** Opening Supplied data block **

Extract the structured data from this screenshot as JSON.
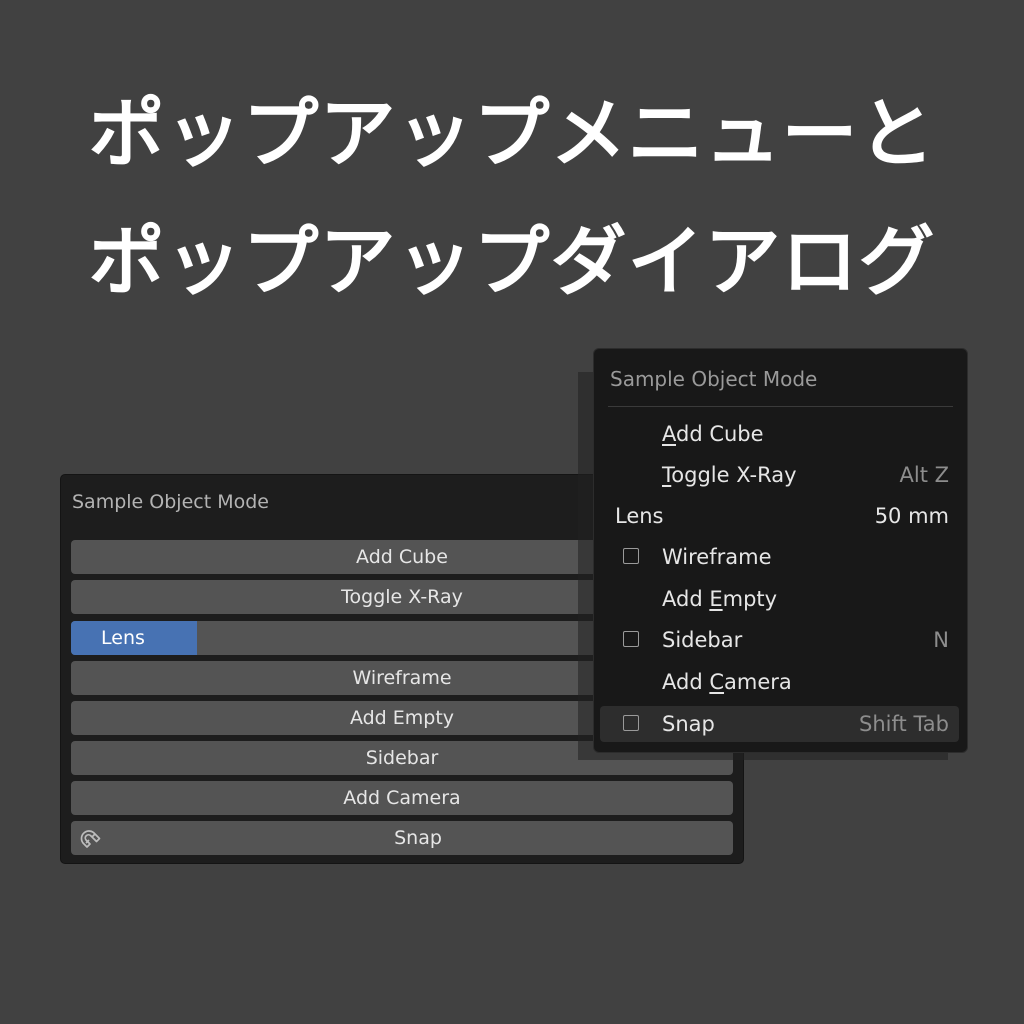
{
  "headline": {
    "line1": "ポップアップメニューと",
    "line2": "ポップアップダイアログ"
  },
  "dialog": {
    "title": "Sample Object Mode",
    "buttons": [
      "Add Cube",
      "Toggle X-Ray",
      "Wireframe",
      "Add Empty",
      "Sidebar",
      "Add Camera",
      "Snap"
    ],
    "slider": {
      "label": "Lens",
      "fill_fraction": 0.19
    },
    "snap_icon": "magnet-icon"
  },
  "menu": {
    "title": "Sample Object Mode",
    "items": [
      {
        "pre": "",
        "key": "A",
        "post": "dd Cube",
        "shortcut": ""
      },
      {
        "pre": "",
        "key": "T",
        "post": "oggle X-Ray",
        "shortcut": "Alt Z"
      },
      {
        "label": "Lens",
        "value": "50 mm"
      },
      {
        "pre": "Wireframe",
        "key": "",
        "post": "",
        "shortcut": ""
      },
      {
        "pre": "Add ",
        "key": "E",
        "post": "mpty",
        "shortcut": ""
      },
      {
        "pre": "Sidebar",
        "key": "",
        "post": "",
        "shortcut": "N"
      },
      {
        "pre": "Add ",
        "key": "C",
        "post": "amera",
        "shortcut": ""
      },
      {
        "pre": "Snap",
        "key": "",
        "post": "",
        "shortcut": "Shift Tab"
      }
    ]
  },
  "colors": {
    "background": "#414141",
    "panel": "#1d1d1d",
    "button": "#545454",
    "accent": "#4772b3"
  }
}
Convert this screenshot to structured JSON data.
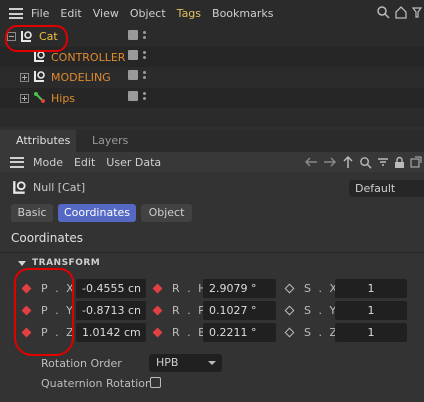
{
  "menubar": {
    "items": [
      "File",
      "Edit",
      "View",
      "Object",
      "Tags",
      "Bookmarks"
    ]
  },
  "objects": [
    {
      "name": "Cat",
      "icon": "null-icon",
      "selected": true
    },
    {
      "name": "CONTROLLER",
      "icon": "null-icon"
    },
    {
      "name": "MODELING",
      "icon": "null-icon"
    },
    {
      "name": "Hips",
      "icon": "joint-icon"
    }
  ],
  "tabs": {
    "attributes": "Attributes",
    "layers": "Layers"
  },
  "attr_menu": {
    "mode": "Mode",
    "edit": "Edit",
    "user_data": "User Data"
  },
  "object_title": "Null [Cat]",
  "layer_dropdown": "Default",
  "mode_buttons": {
    "basic": "Basic",
    "coordinates": "Coordinates",
    "object": "Object",
    "active": "Coordinates"
  },
  "section_title": "Coordinates",
  "transform": {
    "heading": "TRANSFORM",
    "rows": [
      {
        "p_label": "P . X",
        "p_value": "-0.4555 cn",
        "r_label": "R . H",
        "r_value": "2.9079 °",
        "s_label": "S . X",
        "s_value": "1"
      },
      {
        "p_label": "P . Y",
        "p_value": "-0.8713 cn",
        "r_label": "R . P",
        "r_value": "0.1027 °",
        "s_label": "S . Y",
        "s_value": "1"
      },
      {
        "p_label": "P . Z",
        "p_value": "1.0142 cm",
        "r_label": "R . B",
        "r_value": "0.2211 °",
        "s_label": "S . Z",
        "s_value": "1"
      }
    ],
    "rotation_order_label": "Rotation Order",
    "rotation_order_value": "HPB",
    "quaternion_label": "Quaternion Rotation",
    "quaternion_checked": false
  },
  "colors": {
    "accent": "#5468c4",
    "object_name": "#e08a2e",
    "keyframe": "#e04040",
    "annotation": "#e00000"
  }
}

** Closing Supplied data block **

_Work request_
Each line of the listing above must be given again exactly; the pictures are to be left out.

_Answer section_
Extract the structured data from this screenshot as JSON.
{
  "headline": {
    "line1": "ポップアップメニューと",
    "line2": "ポップアップダイアログ"
  },
  "dialog": {
    "title": "Sample Object Mode",
    "buttons": [
      "Add Cube",
      "Toggle X-Ray",
      "Wireframe",
      "Add Empty",
      "Sidebar",
      "Add Camera",
      "Snap"
    ],
    "slider": {
      "label": "Lens",
      "fill_fraction": 0.19
    },
    "snap_icon": "magnet-icon"
  },
  "menu": {
    "title": "Sample Object Mode",
    "items": [
      {
        "pre": "",
        "key": "A",
        "post": "dd Cube",
        "shortcut": ""
      },
      {
        "pre": "",
        "key": "T",
        "post": "oggle X-Ray",
        "shortcut": "Alt Z"
      },
      {
        "label": "Lens",
        "value": "50 mm"
      },
      {
        "pre": "Wireframe",
        "key": "",
        "post": "",
        "shortcut": ""
      },
      {
        "pre": "Add ",
        "key": "E",
        "post": "mpty",
        "shortcut": ""
      },
      {
        "pre": "Sidebar",
        "key": "",
        "post": "",
        "shortcut": "N"
      },
      {
        "pre": "Add ",
        "key": "C",
        "post": "amera",
        "shortcut": ""
      },
      {
        "pre": "Snap",
        "key": "",
        "post": "",
        "shortcut": "Shift Tab"
      }
    ]
  },
  "colors": {
    "background": "#414141",
    "panel": "#1d1d1d",
    "button": "#545454",
    "accent": "#4772b3"
  }
}
Convert this screenshot to structured JSON data.
{
  "menubar": {
    "items": [
      "File",
      "Edit",
      "View",
      "Object",
      "Tags",
      "Bookmarks"
    ]
  },
  "objects": [
    {
      "name": "Cat",
      "icon": "null-icon",
      "selected": true
    },
    {
      "name": "CONTROLLER",
      "icon": "null-icon"
    },
    {
      "name": "MODELING",
      "icon": "null-icon"
    },
    {
      "name": "Hips",
      "icon": "joint-icon"
    }
  ],
  "tabs": {
    "attributes": "Attributes",
    "layers": "Layers"
  },
  "attr_menu": {
    "mode": "Mode",
    "edit": "Edit",
    "user_data": "User Data"
  },
  "object_title": "Null [Cat]",
  "layer_dropdown": "Default",
  "mode_buttons": {
    "basic": "Basic",
    "coordinates": "Coordinates",
    "object": "Object",
    "active": "Coordinates"
  },
  "section_title": "Coordinates",
  "transform": {
    "heading": "TRANSFORM",
    "rows": [
      {
        "p_label": "P . X",
        "p_value": "-0.4555 cn",
        "r_label": "R . H",
        "r_value": "2.9079 °",
        "s_label": "S . X",
        "s_value": "1"
      },
      {
        "p_label": "P . Y",
        "p_value": "-0.8713 cn",
        "r_label": "R . P",
        "r_value": "0.1027 °",
        "s_label": "S . Y",
        "s_value": "1"
      },
      {
        "p_label": "P . Z",
        "p_value": "1.0142 cm",
        "r_label": "R . B",
        "r_value": "0.2211 °",
        "s_label": "S . Z",
        "s_value": "1"
      }
    ],
    "rotation_order_label": "Rotation Order",
    "rotation_order_value": "HPB",
    "quaternion_label": "Quaternion Rotation",
    "quaternion_checked": false
  },
  "colors": {
    "accent": "#5468c4",
    "object_name": "#e08a2e",
    "keyframe": "#e04040",
    "annotation": "#e00000"
  }
}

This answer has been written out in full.